▶ **Exercise prompt**
The response must restate all of the data word for word.

▶ **Material provided**
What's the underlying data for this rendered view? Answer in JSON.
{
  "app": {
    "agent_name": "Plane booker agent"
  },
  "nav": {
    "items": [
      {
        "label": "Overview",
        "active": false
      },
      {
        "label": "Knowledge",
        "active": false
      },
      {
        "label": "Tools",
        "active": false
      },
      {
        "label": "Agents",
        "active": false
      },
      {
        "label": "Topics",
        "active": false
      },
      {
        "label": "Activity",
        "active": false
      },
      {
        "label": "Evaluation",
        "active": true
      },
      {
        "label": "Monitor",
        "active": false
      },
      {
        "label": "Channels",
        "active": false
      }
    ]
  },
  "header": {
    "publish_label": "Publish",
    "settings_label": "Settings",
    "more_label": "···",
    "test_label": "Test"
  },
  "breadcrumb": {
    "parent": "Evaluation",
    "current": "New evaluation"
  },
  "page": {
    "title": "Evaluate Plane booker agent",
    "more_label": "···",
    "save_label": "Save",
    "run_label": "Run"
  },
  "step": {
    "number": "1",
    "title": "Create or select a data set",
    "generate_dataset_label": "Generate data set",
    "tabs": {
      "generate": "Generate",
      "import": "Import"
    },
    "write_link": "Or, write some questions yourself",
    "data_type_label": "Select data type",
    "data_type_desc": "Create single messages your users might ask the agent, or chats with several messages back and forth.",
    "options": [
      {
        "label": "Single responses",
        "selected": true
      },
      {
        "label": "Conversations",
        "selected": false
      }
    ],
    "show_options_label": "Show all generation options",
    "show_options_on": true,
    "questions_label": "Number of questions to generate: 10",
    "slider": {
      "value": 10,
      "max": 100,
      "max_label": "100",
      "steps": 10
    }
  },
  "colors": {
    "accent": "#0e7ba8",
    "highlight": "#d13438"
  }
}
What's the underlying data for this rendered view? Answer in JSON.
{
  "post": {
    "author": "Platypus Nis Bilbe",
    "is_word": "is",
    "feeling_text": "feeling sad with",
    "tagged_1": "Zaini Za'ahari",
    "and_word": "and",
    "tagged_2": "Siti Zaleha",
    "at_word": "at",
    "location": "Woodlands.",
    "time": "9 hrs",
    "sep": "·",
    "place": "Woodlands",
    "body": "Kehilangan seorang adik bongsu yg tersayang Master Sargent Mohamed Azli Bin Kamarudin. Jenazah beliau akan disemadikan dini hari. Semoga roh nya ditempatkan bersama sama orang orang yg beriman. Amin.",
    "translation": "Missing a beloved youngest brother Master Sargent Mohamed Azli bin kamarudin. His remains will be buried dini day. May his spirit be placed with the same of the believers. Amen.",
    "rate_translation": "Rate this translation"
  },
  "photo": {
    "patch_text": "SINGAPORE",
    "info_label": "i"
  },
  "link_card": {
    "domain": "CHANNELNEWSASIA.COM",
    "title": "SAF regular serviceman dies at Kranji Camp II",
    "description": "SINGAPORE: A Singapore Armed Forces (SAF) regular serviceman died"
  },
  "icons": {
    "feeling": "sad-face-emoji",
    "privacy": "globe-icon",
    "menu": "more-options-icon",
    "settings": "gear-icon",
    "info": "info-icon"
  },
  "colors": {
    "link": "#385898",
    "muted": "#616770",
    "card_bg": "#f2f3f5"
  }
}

▶ **Task output**
What's the underlying data for this rendered view? Answer in JSON.
{
  "app": {
    "agent_name": "Plane booker agent"
  },
  "nav": {
    "items": [
      {
        "label": "Overview",
        "active": false
      },
      {
        "label": "Knowledge",
        "active": false
      },
      {
        "label": "Tools",
        "active": false
      },
      {
        "label": "Agents",
        "active": false
      },
      {
        "label": "Topics",
        "active": false
      },
      {
        "label": "Activity",
        "active": false
      },
      {
        "label": "Evaluation",
        "active": true
      },
      {
        "label": "Monitor",
        "active": false
      },
      {
        "label": "Channels",
        "active": false
      }
    ]
  },
  "header": {
    "publish_label": "Publish",
    "settings_label": "Settings",
    "more_label": "···",
    "test_label": "Test"
  },
  "breadcrumb": {
    "parent": "Evaluation",
    "current": "New evaluation"
  },
  "page": {
    "title": "Evaluate Plane booker agent",
    "more_label": "···",
    "save_label": "Save",
    "run_label": "Run"
  },
  "step": {
    "number": "1",
    "title": "Create or select a data set",
    "generate_dataset_label": "Generate data set",
    "tabs": {
      "generate": "Generate",
      "import": "Import"
    },
    "write_link": "Or, write some questions yourself",
    "data_type_label": "Select data type",
    "data_type_desc": "Create single messages your users might ask the agent, or chats with several messages back and forth.",
    "options": [
      {
        "label": "Single responses",
        "selected": true
      },
      {
        "label": "Conversations",
        "selected": false
      }
    ],
    "show_options_label": "Show all generation options",
    "show_options_on": true,
    "questions_label": "Number of questions to generate: 10",
    "slider": {
      "value": 10,
      "max": 100,
      "max_label": "100",
      "steps": 10
    }
  },
  "colors": {
    "accent": "#0e7ba8",
    "highlight": "#d13438"
  }
}
What's the underlying data for this rendered view? Answer in JSON.
{
  "post": {
    "author": "Platypus Nis Bilbe",
    "is_word": "is",
    "feeling_text": "feeling sad with",
    "tagged_1": "Zaini Za'ahari",
    "and_word": "and",
    "tagged_2": "Siti Zaleha",
    "at_word": "at",
    "location": "Woodlands.",
    "time": "9 hrs",
    "sep": "·",
    "place": "Woodlands",
    "body": "Kehilangan seorang adik bongsu yg tersayang Master Sargent Mohamed Azli Bin Kamarudin. Jenazah beliau akan disemadikan dini hari. Semoga roh nya ditempatkan bersama sama orang orang yg beriman. Amin.",
    "translation": "Missing a beloved youngest brother Master Sargent Mohamed Azli bin kamarudin. His remains will be buried dini day. May his spirit be placed with the same of the believers. Amen.",
    "rate_translation": "Rate this translation"
  },
  "photo": {
    "patch_text": "SINGAPORE",
    "info_label": "i"
  },
  "link_card": {
    "domain": "CHANNELNEWSASIA.COM",
    "title": "SAF regular serviceman dies at Kranji Camp II",
    "description": "SINGAPORE: A Singapore Armed Forces (SAF) regular serviceman died"
  },
  "icons": {
    "feeling": "sad-face-emoji",
    "privacy": "globe-icon",
    "menu": "more-options-icon",
    "settings": "gear-icon",
    "info": "info-icon"
  },
  "colors": {
    "link": "#385898",
    "muted": "#616770",
    "card_bg": "#f2f3f5"
  }
}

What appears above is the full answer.